Research reveals increase in psychological distress in people during first wave of COVID-19
The first wave of the Covid-19 pandemic has seen more people suffer from mental health problems in the UK – according to new research from the University of East Anglia and the University of York.
Image Credit: University of East Anglia
New research released today reveals that the number of people suffering from some form of psychological distress increased by almost 50% during the peak of the first wave of the pandemic in April 2020, compared to 2019 figures.
The prevalence of psychological distress increased from 19% in 2019 to 28% in April 2020.
The study also shows that the distribution of mental health problems across the population became more uneven during the first wave of the COVID-19 epidemic.
But the study, which tracks people’s experiences over time, shows that levels of psychological distress had returned to pre-pandemic levels by the end of the first wave in July 2020.
We wanted to see how the Covid-19 pandemic has affected people’s mental health, find out if the impact has been greater on the most disadvantaged, and see how the health of metals has changed as the first wave of the pandemic was progressing.
Dr Apostolos Davillas, Norwich School of Medicine, UEA
Researchers studied data from the UK Household Longitudinal Study (UKHLS), which launched a Covid-19 survey to examine the impact of the coronavirus pandemic.
They looked at levels of socio-economic inequality and psychological distress in 2019, before the outbreak of the pandemic and during the first wave of the Covid-19 epidemic between April and July 2020. The study included 8,222 participants .
They looked at twelve indicators, including the inability to concentrate, make decisions or enjoy daily activities, experience sleep problems, and feelings of depression and worthlessness.
Dr Davillas said: “What we have found is that the mental health of many people suffered during the first wave of the Covid-19 pandemic.”
“In particular, we found that people’s ability to enjoy daily activities and play a meaningful role was most affected, along with problems with concentration and being unhappy.
“We already knew that Covid-19 had caused more than 20,000 deaths in the UK at the height of the first wave, so there was already a clear impact on well-being.”
“Many people have faced financial hardship, the stress of having children at home, isolation, and all of this has had an impact on the mental health of the nation.”
“We found that total inequality in mental health increased during the first wave of the Covid-19 epidemic in the UK.
“Compared to 2019, the dispersion of mental health issues across the population became about 20% more uneven at the peak of the first wave in the UK in April 2020. It appears that the burden of this psychological distress was unevenly distributed among the population. during the first wave of the Covid-19 epidemic. “

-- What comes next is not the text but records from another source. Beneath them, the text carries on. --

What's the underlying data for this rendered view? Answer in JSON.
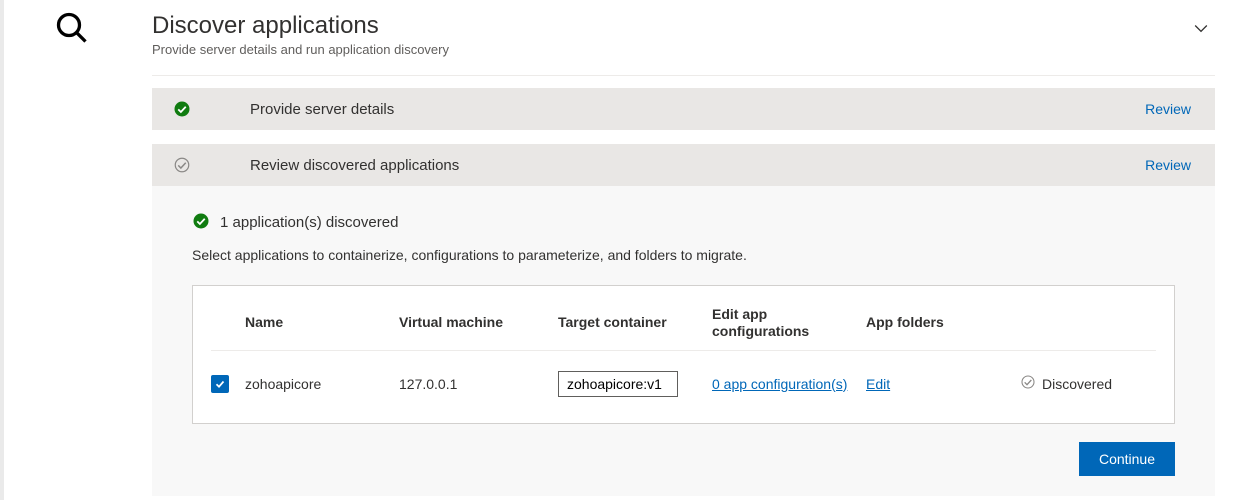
{
  "header": {
    "title": "Discover applications",
    "subtitle": "Provide server details and run application discovery"
  },
  "steps": [
    {
      "label": "Provide server details",
      "action": "Review",
      "status": "done"
    },
    {
      "label": "Review discovered applications",
      "action": "Review",
      "status": "pending"
    }
  ],
  "discovered": {
    "count_text": "1 application(s) discovered",
    "instruction": "Select applications to containerize, configurations to parameterize, and folders to migrate."
  },
  "table": {
    "headers": {
      "name": "Name",
      "vm": "Virtual machine",
      "target": "Target container",
      "editcfg": "Edit app configurations",
      "folders": "App folders",
      "status": ""
    },
    "row": {
      "name": "zohoapicore",
      "vm": "127.0.0.1",
      "target": "zohoapicore:v1",
      "editcfg": "0 app configuration(s)",
      "folders": "Edit",
      "status": "Discovered"
    }
  },
  "footer": {
    "continue": "Continue"
  }
}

“But our study also found surprising results. Although total mental health inequality increased during the pandemic compared to 2019, pre-existing individual socio-economic circumstances – such as housing conditions, employment, income, education and occupation of parents – did not play a more important role in explaining the inequalities observed.
“Additionally, much of the change in the pattern of psychological distress had dissipated by the end of the first wave in July 2020.”
“Looking more closely at the role of individual characteristics, we found that at the height of the pandemic, age and gender accounted for a larger share of socioeconomic inequality in mental health compared to 2019 and the the most notable increase is evident for younger women. .
“The share of total socio-economic inequality attributed to work in an industry linked to the Covid-19 response – such as work in the health sector, the food industry, retail, transportation or education – increased more than three times compared to 2019.
“We also found that as the first wave of Covid-19 progressed, chronic health problems, housing conditions and neighborhood characteristics increased their contribution to socio-economic inequality in terms of Mental Health.”
“The first wave of the COVID-19 pandemic and its impact on socio-economic inequalities in psychological distress in the UK” is published in Health Economics. The article is co-authored by Dr Apostolos Davillas (UEA) and Professor Andrew M. Jones (University of York).